Article by Pietro Torchia
Translation by Alessia Licari
In this edition of the Turin Film Festival, characterized by a surreal, sci-fi and horror atmosphere and a need to escape reality, “Ex-Husbands” – presented out of competition – is a film that instead focuses on the real world.
It’s a family history, ordinary and concrete, in which anyone can identify themselves. Peter, the father, is trying to reconnect with their two sons, James and Miles, who are now older and are going through love and relationship issues. The story is almost exclusively shown through Peter’s point of view (Griffin Dunne, thanks to his great expressiveness, portrays a multifaceted character, who is sweet but also has a sarcastic stare). The core of the film is in its own characters – and their interpreters. It’s inevitable to empathize with them also thanks to the dialogues, often ironic, and to the frequent closeups which emphasize their emotions.
The characters have the ability to move us, but the locations, ranging from their home to paradisiacal Mexican beaches, and the photography as well, characterized by a soft warm light, put the viewer at ease, underlining how light-hearted and ordinary the story is. The atmosphere that permeates the film sometimes opens its doors to deep conversation topics, which are toned down by a cutting wit and an ability to ironize over themes such as death and the acceptance of one’s own sexuality.

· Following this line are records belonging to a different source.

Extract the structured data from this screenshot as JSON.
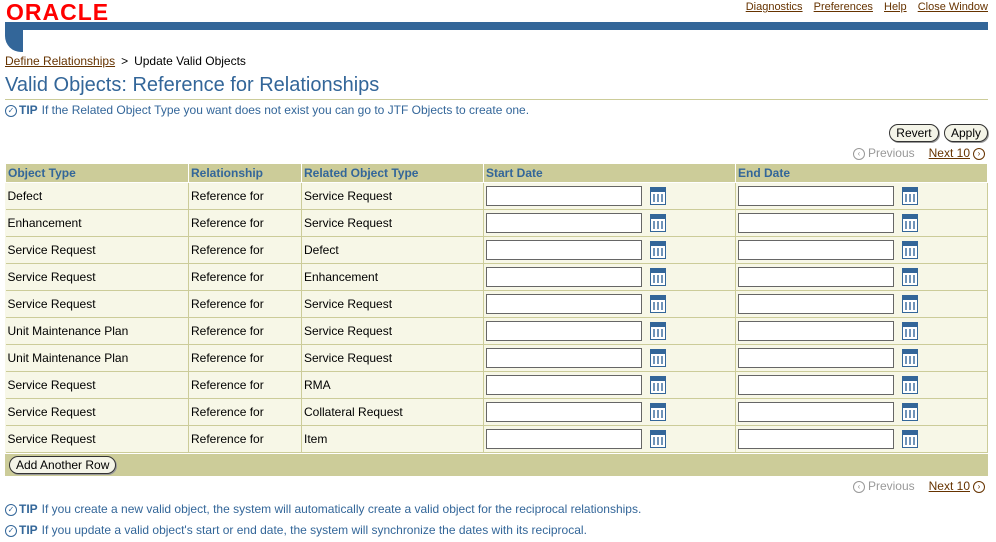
{
  "header": {
    "logo": "ORACLE",
    "links": [
      "Diagnostics",
      "Preferences",
      "Help",
      "Close Window"
    ]
  },
  "breadcrumb": {
    "parent": "Define Relationships",
    "separator": ">",
    "current": "Update Valid Objects"
  },
  "page_title": "Valid Objects: Reference for Relationships",
  "tips": {
    "label": "TIP",
    "top": "If the Related Object Type you want does not exist you can go to JTF Objects to create one.",
    "bottom1": "If you create a new valid object, the system will automatically create a valid object for the reciprocal relationships.",
    "bottom2": "If you update a valid object's start or end date, the system will synchronize the dates with its reciprocal."
  },
  "buttons": {
    "revert": "Revert",
    "apply": "Apply",
    "add_row": "Add Another Row"
  },
  "navigation": {
    "previous": "Previous",
    "next": "Next 10"
  },
  "table": {
    "columns": [
      "Object Type",
      "Relationship",
      "Related Object Type",
      "Start Date",
      "End Date"
    ],
    "rows": [
      {
        "object_type": "Defect",
        "relationship": "Reference for",
        "related": "Service Request",
        "start": "",
        "end": ""
      },
      {
        "object_type": "Enhancement",
        "relationship": "Reference for",
        "related": "Service Request",
        "start": "",
        "end": ""
      },
      {
        "object_type": "Service Request",
        "relationship": "Reference for",
        "related": "Defect",
        "start": "",
        "end": ""
      },
      {
        "object_type": "Service Request",
        "relationship": "Reference for",
        "related": "Enhancement",
        "start": "",
        "end": ""
      },
      {
        "object_type": "Service Request",
        "relationship": "Reference for",
        "related": "Service Request",
        "start": "",
        "end": ""
      },
      {
        "object_type": "Unit Maintenance Plan",
        "relationship": "Reference for",
        "related": "Service Request",
        "start": "",
        "end": ""
      },
      {
        "object_type": "Unit Maintenance Plan",
        "relationship": "Reference for",
        "related": "Service Request",
        "start": "",
        "end": ""
      },
      {
        "object_type": "Service Request",
        "relationship": "Reference for",
        "related": "RMA",
        "start": "",
        "end": ""
      },
      {
        "object_type": "Service Request",
        "relationship": "Reference for",
        "related": "Collateral Request",
        "start": "",
        "end": ""
      },
      {
        "object_type": "Service Request",
        "relationship": "Reference for",
        "related": "Item",
        "start": "",
        "end": ""
      }
    ]
  },
  "colors": {
    "brand_blue": "#336699",
    "header_tan": "#cccc99",
    "link_brown": "#663300",
    "logo_red": "#ff0000"
  }
}
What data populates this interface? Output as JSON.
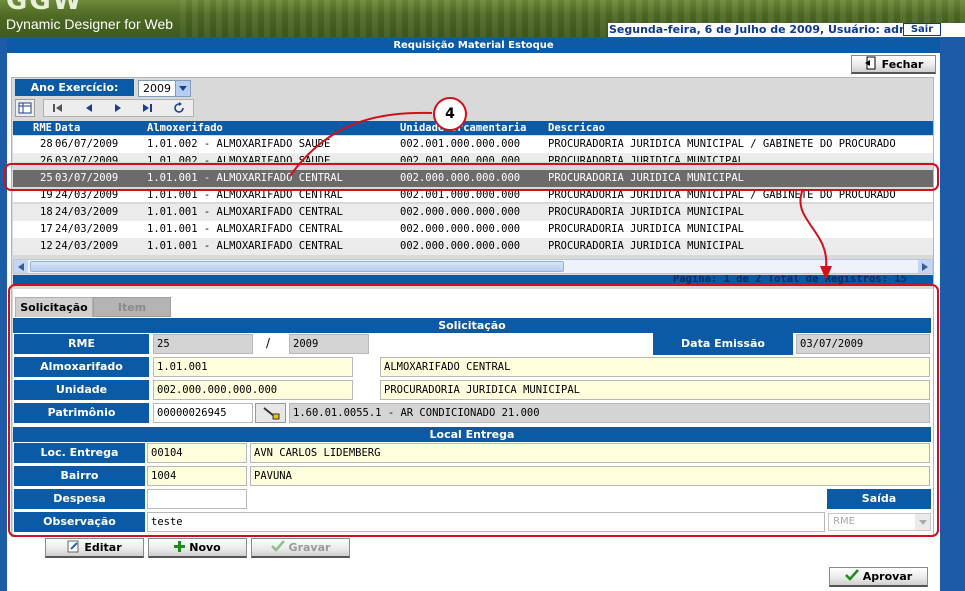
{
  "app": {
    "logo_text": "GGW",
    "logo_subtitle": "Dynamic Designer for Web",
    "date_user": "Segunda-feira, 6 de Julho de 2009, Usuário: admin",
    "logout_label": "Sair",
    "page_title": "Requisição Material Estoque"
  },
  "toolbar": {
    "close_label": "Fechar"
  },
  "filter": {
    "year_label": "Ano Exercício:",
    "year_value": "2009"
  },
  "grid": {
    "columns": [
      "RME",
      "Data",
      "Almoxerifado",
      "Unidade Orcamentaria",
      "Descricao"
    ],
    "rows": [
      {
        "rme": "28",
        "data": "06/07/2009",
        "almox": "1.01.002 - ALMOXARIFADO SAUDE",
        "unidade": "002.001.000.000.000",
        "descricao": "PROCURADORIA JURIDICA MUNICIPAL / GABINETE DO PROCURADO"
      },
      {
        "rme": "26",
        "data": "03/07/2009",
        "almox": "1.01.002 - ALMOXARIFADO SAUDE",
        "unidade": "002.001.000.000.000",
        "descricao": "PROCURADORIA JURIDICA MUNICIPAL"
      },
      {
        "rme": "25",
        "data": "03/07/2009",
        "almox": "1.01.001 - ALMOXARIFADO CENTRAL",
        "unidade": "002.000.000.000.000",
        "descricao": "PROCURADORIA JURIDICA MUNICIPAL"
      },
      {
        "rme": "19",
        "data": "24/03/2009",
        "almox": "1.01.001 - ALMOXARIFADO CENTRAL",
        "unidade": "002.001.000.000.000",
        "descricao": "PROCURADORIA JURIDICA MUNICIPAL / GABINETE DO PROCURADO"
      },
      {
        "rme": "18",
        "data": "24/03/2009",
        "almox": "1.01.001 - ALMOXARIFADO CENTRAL",
        "unidade": "002.000.000.000.000",
        "descricao": "PROCURADORIA JURIDICA MUNICIPAL"
      },
      {
        "rme": "17",
        "data": "24/03/2009",
        "almox": "1.01.001 - ALMOXARIFADO CENTRAL",
        "unidade": "002.000.000.000.000",
        "descricao": "PROCURADORIA JURIDICA MUNICIPAL"
      },
      {
        "rme": "12",
        "data": "24/03/2009",
        "almox": "1.01.001 - ALMOXARIFADO CENTRAL",
        "unidade": "002.000.000.000.000",
        "descricao": "PROCURADORIA JURIDICA MUNICIPAL"
      }
    ],
    "selected_row": 2,
    "paging_text": "Página: 1 de 2 Total de Registros: 15"
  },
  "annotation": {
    "number": "4"
  },
  "tabs": {
    "solicitacao": "Solicitação",
    "item": "Item"
  },
  "form": {
    "section_solicitacao": "Solicitação",
    "rme_label": "RME",
    "rme_value": "25",
    "rme_separator": "/",
    "rme_year": "2009",
    "data_emissao_label": "Data Emissão",
    "data_emissao_value": "03/07/2009",
    "almox_label": "Almoxarifado",
    "almox_code": "1.01.001",
    "almox_name": "ALMOXARIFADO CENTRAL",
    "unidade_label": "Unidade Orçamentária",
    "unidade_code": "002.000.000.000.000",
    "unidade_name": "PROCURADORIA JURIDICA MUNICIPAL",
    "patrimonio_label": "Patrimônio",
    "patrimonio_value": "00000026945",
    "patrimonio_desc": "1.60.01.0055.1  - AR CONDICIONADO 21.000",
    "section_local": "Local Entrega",
    "loc_entrega_label": "Loc. Entrega",
    "loc_entrega_code": "00104",
    "loc_entrega_name": "AVN CARLOS LIDEMBERG",
    "bairro_label": "Bairro",
    "bairro_code": "1004",
    "bairro_name": "PAVUNA",
    "despesa_label": "Despesa",
    "despesa_value": "",
    "saida_label": "Saída",
    "observacao_label": "Observação",
    "observacao_value": "teste",
    "saida_value": "RME"
  },
  "actions": {
    "editar": "Editar",
    "novo": "Novo",
    "gravar": "Gravar",
    "aprovar": "Aprovar"
  },
  "colors": {
    "accent_blue": "#0b5aa6",
    "highlight_red": "#d0101a",
    "selected_row": "#6b6b6b",
    "field_yellow": "#fefedd"
  }
}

The ending and some writing choices, however, stop the film from shining fully. The film follows the typical scheme of American comedies with an inevitable good ending. Pritzker’s film, although nice in terms of visuals and story, doesn’t get out of its comfort zone and doesn’t take risks by trying to destabilize or surprise the audience with a crude realism. Something that the same directors from which he took inspiration for the film’s atmosphere, such as Woody Allen and Noah Baumbach, have shown is possible with their own films, but that Pritzker probably couldn’t afford to do.